Work item: If a picture appears in the records, skip it; copy everything else exactly.

====

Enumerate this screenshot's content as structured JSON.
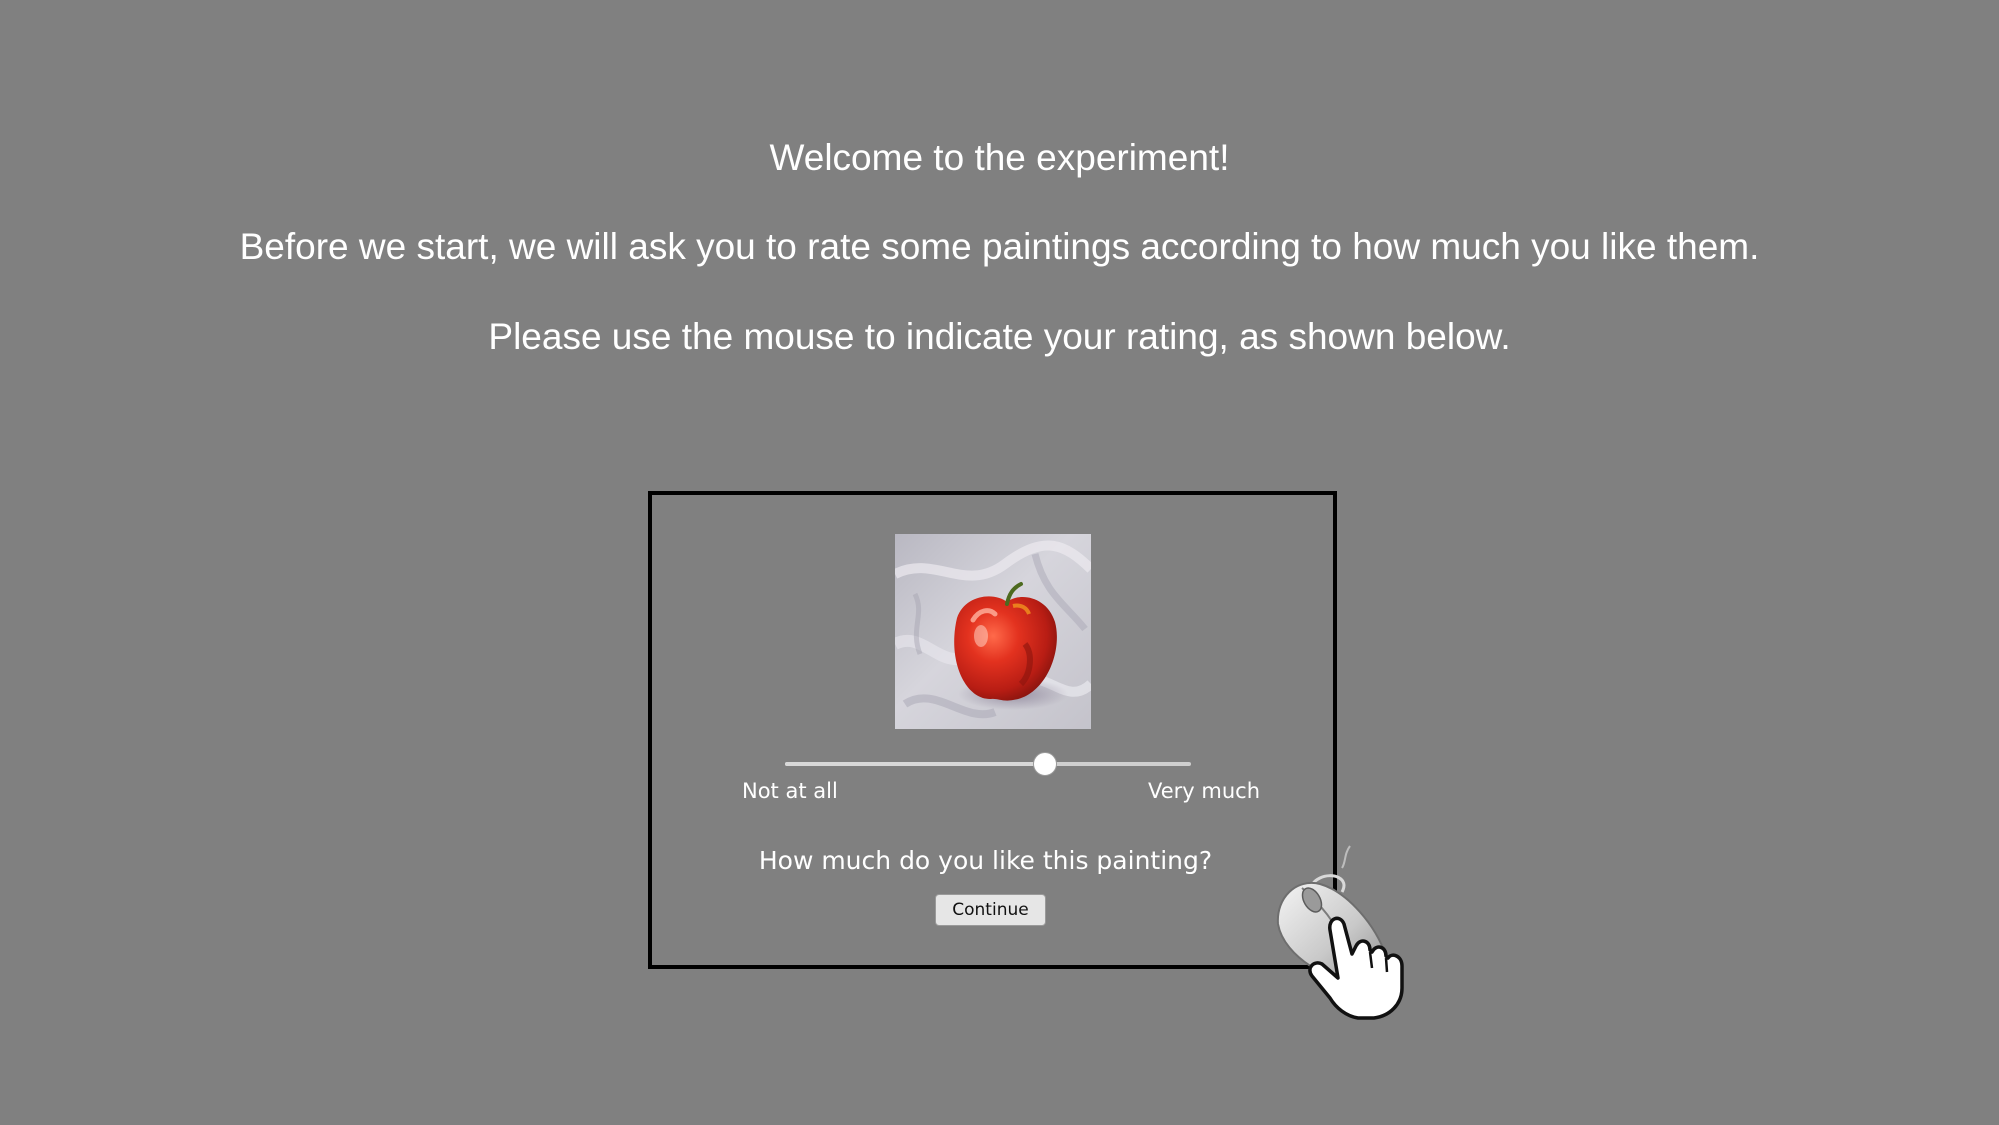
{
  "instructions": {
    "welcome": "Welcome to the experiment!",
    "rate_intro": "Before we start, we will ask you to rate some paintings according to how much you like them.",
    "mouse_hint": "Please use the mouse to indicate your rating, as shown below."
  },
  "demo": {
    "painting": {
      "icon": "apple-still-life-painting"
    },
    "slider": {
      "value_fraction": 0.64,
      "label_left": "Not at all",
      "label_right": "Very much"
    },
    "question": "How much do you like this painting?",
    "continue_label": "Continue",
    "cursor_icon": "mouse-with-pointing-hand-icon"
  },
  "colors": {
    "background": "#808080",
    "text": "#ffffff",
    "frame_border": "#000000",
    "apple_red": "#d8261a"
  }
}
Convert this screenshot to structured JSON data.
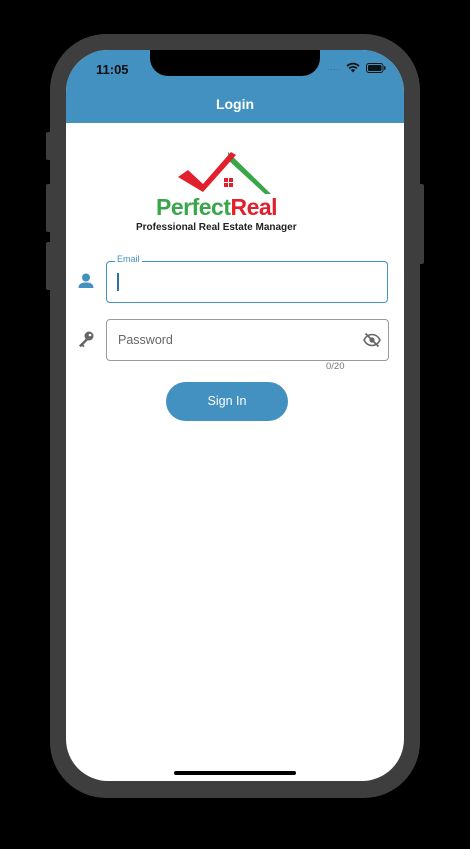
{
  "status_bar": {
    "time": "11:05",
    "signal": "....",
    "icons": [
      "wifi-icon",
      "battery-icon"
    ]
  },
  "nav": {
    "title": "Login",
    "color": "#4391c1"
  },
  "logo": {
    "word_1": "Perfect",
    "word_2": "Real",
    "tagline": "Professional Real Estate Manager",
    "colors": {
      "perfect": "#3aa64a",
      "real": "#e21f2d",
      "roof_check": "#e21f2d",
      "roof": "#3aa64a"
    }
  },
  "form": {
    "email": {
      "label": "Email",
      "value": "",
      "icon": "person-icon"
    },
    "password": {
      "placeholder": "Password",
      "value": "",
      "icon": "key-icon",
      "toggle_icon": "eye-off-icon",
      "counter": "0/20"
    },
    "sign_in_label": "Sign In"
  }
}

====

Solution for this problem:
Enumerate this screenshot's content as structured JSON.
{
  "instructions": {
    "welcome": "Welcome to the experiment!",
    "rate_intro": "Before we start, we will ask you to rate some paintings according to how much you like them.",
    "mouse_hint": "Please use the mouse to indicate your rating, as shown below."
  },
  "demo": {
    "painting": {
      "icon": "apple-still-life-painting"
    },
    "slider": {
      "value_fraction": 0.64,
      "label_left": "Not at all",
      "label_right": "Very much"
    },
    "question": "How much do you like this painting?",
    "continue_label": "Continue",
    "cursor_icon": "mouse-with-pointing-hand-icon"
  },
  "colors": {
    "background": "#808080",
    "text": "#ffffff",
    "frame_border": "#000000",
    "apple_red": "#d8261a"
  }
}
Convert this screenshot to structured JSON data.
{
  "status_bar": {
    "time": "11:05",
    "signal": "....",
    "icons": [
      "wifi-icon",
      "battery-icon"
    ]
  },
  "nav": {
    "title": "Login",
    "color": "#4391c1"
  },
  "logo": {
    "word_1": "Perfect",
    "word_2": "Real",
    "tagline": "Professional Real Estate Manager",
    "colors": {
      "perfect": "#3aa64a",
      "real": "#e21f2d",
      "roof_check": "#e21f2d",
      "roof": "#3aa64a"
    }
  },
  "form": {
    "email": {
      "label": "Email",
      "value": "",
      "icon": "person-icon"
    },
    "password": {
      "placeholder": "Password",
      "value": "",
      "icon": "key-icon",
      "toggle_icon": "eye-off-icon",
      "counter": "0/20"
    },
    "sign_in_label": "Sign In"
  }
}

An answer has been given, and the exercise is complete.